Tim Gleeson is an amazing musician and songwriter! I have had the pleasure of collaborating with him as a songwriter throughout the years. ”

— Kathy Sledge of Sister Sledge

 Kevin Riordan - New CD is 'Healthy Food for Thought' for Moorestown musician  Willing to put his mouth where the money is, singer-songwriter Tim Gleeson will perform selections from his solo CD, No Sad Songs, at your place. "They're called house concerts . . . there's lots of stuff about them on Google," Gleeson says in his Moorestown home studio, a pleasant, orderly space full of guitars and recording equipment. "I've done a couple so far." Such is the low-fi yet high-tech life of a working American roots musician, even an established local performer whose work appears on other artists' recordings - including a disc recently nominated for a Grammy. That would be Healthy Food for Thought: Good Enough to Eat, a compilation for which Gleeson cowrote one song ("Mother Earth's Song") and performs on another ("Garden Green"). The double disc includes contributions from Moby, Julian Lennon, and Camden's own Yocantalie Jackson, and is one of five "Best Spoken Word Album for Children" nominees....please follow link below for full article.” - Kevin Riordan

Philadelphia Inquirer

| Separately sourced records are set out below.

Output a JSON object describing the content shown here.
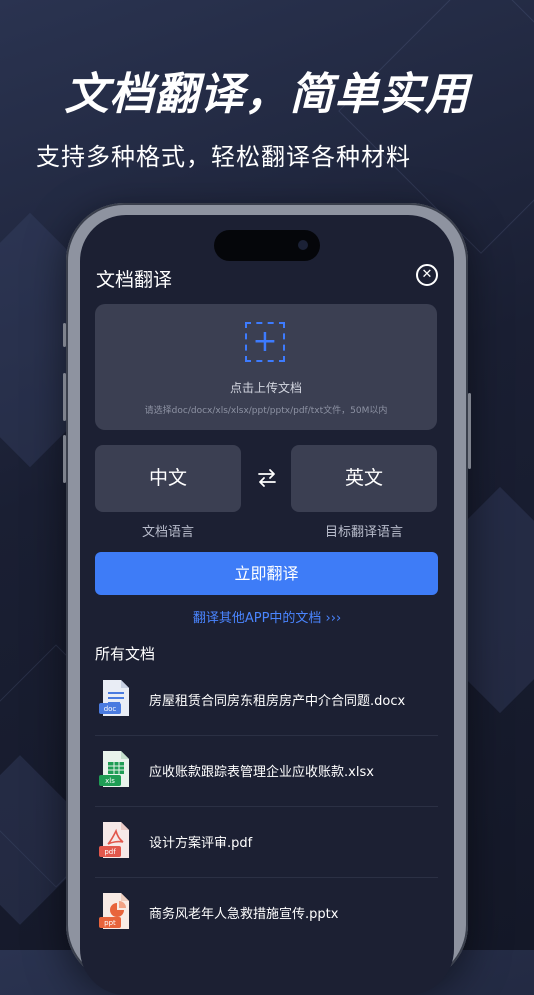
{
  "hero": {
    "title": "文档翻译，简单实用",
    "subtitle": "支持多种格式，轻松翻译各种材料"
  },
  "screen": {
    "title": "文档翻译",
    "upload": {
      "label": "点击上传文档",
      "hint": "请选择doc/docx/xls/xlsx/ppt/pptx/pdf/txt文件，50M以内"
    },
    "languages": {
      "source": "中文",
      "source_caption": "文档语言",
      "target": "英文",
      "target_caption": "目标翻译语言"
    },
    "translate_button": "立即翻译",
    "other_app_link": "翻译其他APP中的文档 ›››",
    "all_docs_title": "所有文档",
    "documents": [
      {
        "name": "房屋租赁合同房东租房房产中介合同题.docx",
        "type": "doc",
        "icon": "word-file-icon"
      },
      {
        "name": "应收账款跟踪表管理企业应收账款.xlsx",
        "type": "xls",
        "icon": "excel-file-icon"
      },
      {
        "name": "设计方案评审.pdf",
        "type": "pdf",
        "icon": "pdf-file-icon"
      },
      {
        "name": "商务风老年人急救措施宣传.pptx",
        "type": "ppt",
        "icon": "ppt-file-icon"
      }
    ]
  },
  "colors": {
    "accent": "#3e7cf7",
    "link": "#4a85ff",
    "card": "#3b3f52",
    "screen_bg": "#1c2033",
    "doc": "#4a7be0",
    "xls": "#1f9d55",
    "pdf": "#e2574c",
    "ppt": "#e8643c"
  }
}
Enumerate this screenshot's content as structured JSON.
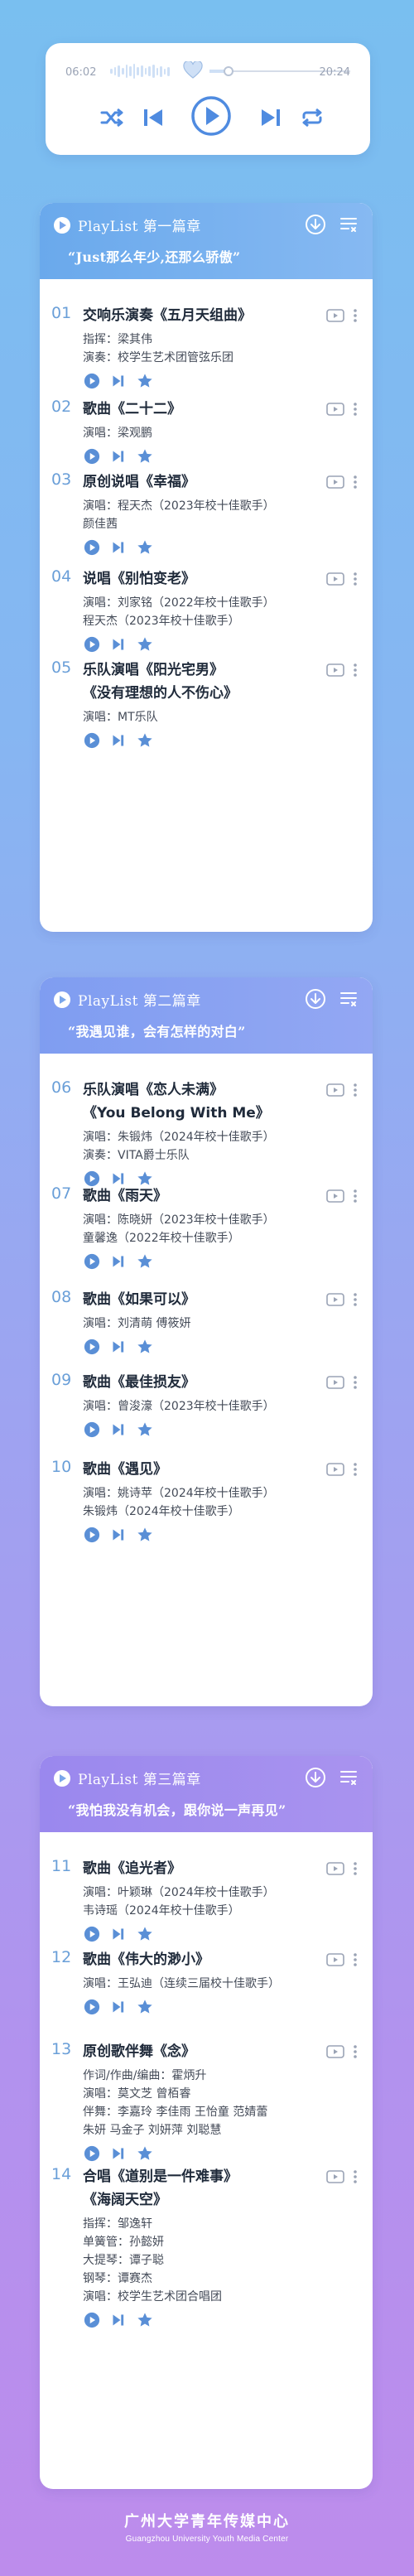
{
  "player": {
    "time_start": "06:02",
    "time_end": "20:24",
    "progress": 0.3,
    "icons": [
      "heart-icon",
      "shuffle-icon",
      "previous-icon",
      "play-icon",
      "next-icon",
      "repeat-icon"
    ]
  },
  "colors": {
    "accent": "#5a8fd6",
    "head_1": "#6aa9ec",
    "head_2": "#7f9df1",
    "head_3": "#9a88ee"
  },
  "sections": [
    {
      "label": "PlayList 第一篇章",
      "subtitle": "“Just那么年少,还那么骄傲”",
      "tracks": [
        {
          "num": "01",
          "title": "交响乐演奏《五月天组曲》",
          "title2": "",
          "credits": [
            "指挥：梁其伟",
            "演奏：校学生艺术团管弦乐团"
          ]
        },
        {
          "num": "02",
          "title": "歌曲《二十二》",
          "title2": "",
          "credits": [
            "演唱：梁观鹏"
          ]
        },
        {
          "num": "03",
          "title": "原创说唱《幸福》",
          "title2": "",
          "credits": [
            "演唱：程天杰（2023年校十佳歌手）",
            "颜佳茜"
          ]
        },
        {
          "num": "04",
          "title": "说唱《别怕变老》",
          "title2": "",
          "credits": [
            "演唱：刘家铭（2022年校十佳歌手）",
            "程天杰（2023年校十佳歌手）"
          ]
        },
        {
          "num": "05",
          "title": "乐队演唱《阳光宅男》",
          "title2": "《没有理想的人不伤心》",
          "credits": [
            "演唱：MT乐队"
          ]
        }
      ]
    },
    {
      "label": "PlayList 第二篇章",
      "subtitle": "“我遇见谁，会有怎样的对白”",
      "tracks": [
        {
          "num": "06",
          "title": "乐队演唱《恋人未满》",
          "title2": "《You Belong With Me》",
          "credits": [
            "演唱：朱锻炜（2024年校十佳歌手）",
            "演奏：VITA爵士乐队"
          ]
        },
        {
          "num": "07",
          "title": "歌曲《雨天》",
          "title2": "",
          "credits": [
            "演唱：陈晓妍（2023年校十佳歌手）",
            "童馨逸（2022年校十佳歌手）"
          ]
        },
        {
          "num": "08",
          "title": "歌曲《如果可以》",
          "title2": "",
          "credits": [
            "演唱：刘清萌 傅筱妍"
          ]
        },
        {
          "num": "09",
          "title": "歌曲《最佳损友》",
          "title2": "",
          "credits": [
            "演唱：曾浚濠（2023年校十佳歌手）"
          ]
        },
        {
          "num": "10",
          "title": "歌曲《遇见》",
          "title2": "",
          "credits": [
            "演唱：姚诗苹（2024年校十佳歌手）",
            "朱锻炜（2024年校十佳歌手）"
          ]
        }
      ]
    },
    {
      "label": "PlayList 第三篇章",
      "subtitle": "“我怕我没有机会，跟你说一声再见”",
      "tracks": [
        {
          "num": "11",
          "title": "歌曲《追光者》",
          "title2": "",
          "credits": [
            "演唱：叶颖琳（2024年校十佳歌手）",
            "韦诗瑶（2024年校十佳歌手）"
          ]
        },
        {
          "num": "12",
          "title": "歌曲《伟大的渺小》",
          "title2": "",
          "credits": [
            "演唱：王弘迪（连续三届校十佳歌手）"
          ]
        },
        {
          "num": "13",
          "title": "原创歌伴舞《念》",
          "title2": "",
          "credits": [
            "作词/作曲/编曲：霍炳升",
            "演唱：莫文芝 曾栢睿",
            "伴舞：李嘉玲 李佳雨 王怡童 范婧蕾",
            "朱妍 马金子 刘妍萍 刘聪慧"
          ]
        },
        {
          "num": "14",
          "title": "合唱《道别是一件难事》",
          "title2": "《海阔天空》",
          "credits": [
            "指挥：邹逸轩",
            "单簧管：孙懿妍",
            "大提琴：谭子聪",
            "钢琴：谭赛杰",
            "演唱：校学生艺术团合唱团"
          ]
        }
      ]
    }
  ],
  "footer": {
    "name_cn": "广州大学青年传媒中心",
    "name_en": "Guangzhou University Youth Media Center"
  }
}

No Sad Songs CD review So Tim Gleeson has come back from the studio with a new release, eh? I’m worried…because I know this kind of guy: he steals hearts. No, not at cards: your sweetie. He’s a Pied Piper of sorts; that’s the harmonica he toots instead of a flute. And he plays the “Sensitive Guy” card with an acoustic guitar in his hand. This is the great-great-great…grandson of a troubadour in Ye Olde Days who would craft a love song wrapped in a sunny day with a smile on his face—and the fair maidens of the town would look at him with their eyelashes fluttering and their pulse racing. “Oh, he’s SO gentle and vulnerable!”    And not just adults either: I watched my little two-year-old-niece dancing to this when she thought I wasn’t looking. Children understand this kind of singer-poet; the television shows make these guys sit and serenade the youngest generation so that they understand compassion and that special kind of simple magic that comes from a balladeer. No wonder the town of Hamlin could not believe how special a man that piper would be. Don’t overlook his cleverness either with those fingers: piano, violin, and arrangements are under his direction too.    Maybe it’s that thin delicate voice. Lots of guys have parlayed that into success. Graham Nash has the British accent behind him as well as a harmonica—maybe that’s the trick. The late Dan Fogelberg was another who made us feel like he could sense every little nuance of emotion within the feelings we dared not share until safety had been reached. And now here’s Tim G., and he’s just as open with his intentions to charm his way into our lives. “Hard Times” are over, he says, and there’s something so familiar about this tune that makes me unable to identify why I feel so secure at his words. I could also instantly tell the snapping touch of Art Austin on percussion backing up the confidence that “No Sad Songs” will be found here. (I do have to gently remind Tim that the “Train that Never Comes” (from the Luck Brothers’ delightful Pain CD) will have a sense of regret and resignation that can’t be extinguished—but it’s the right way to end the 10-pack of songs.) See, Tim’s all about “Pure Love”: the trials and errors of innocence lost and found in “An Old Love.”    Stephen Bishop did this with that award-winning song from the movie Tootsie: he knows how to make the arrow hit its mark in that part of the soul that make up the scenery in those chick flicks. You know the scenes: the leading guy has done something which makes him stop and think about why the leading gal has just made him come to a halt in his tracks. So be it. I’ll take my woman to see Mr. Gleeson in some intimate setting…and I’ll get an autograph for her too. And I’ll make sure I bring her flowers or some other kind of romantic gesture after the show—and even the next day—because I don’t want her daydreaming about another love poet with a guitar…or a harmonica…or piano. But I’ll thank him for showing me how it’s done. © Mitchell D. Lopate 2009, author of "Rock n' Roll Stew”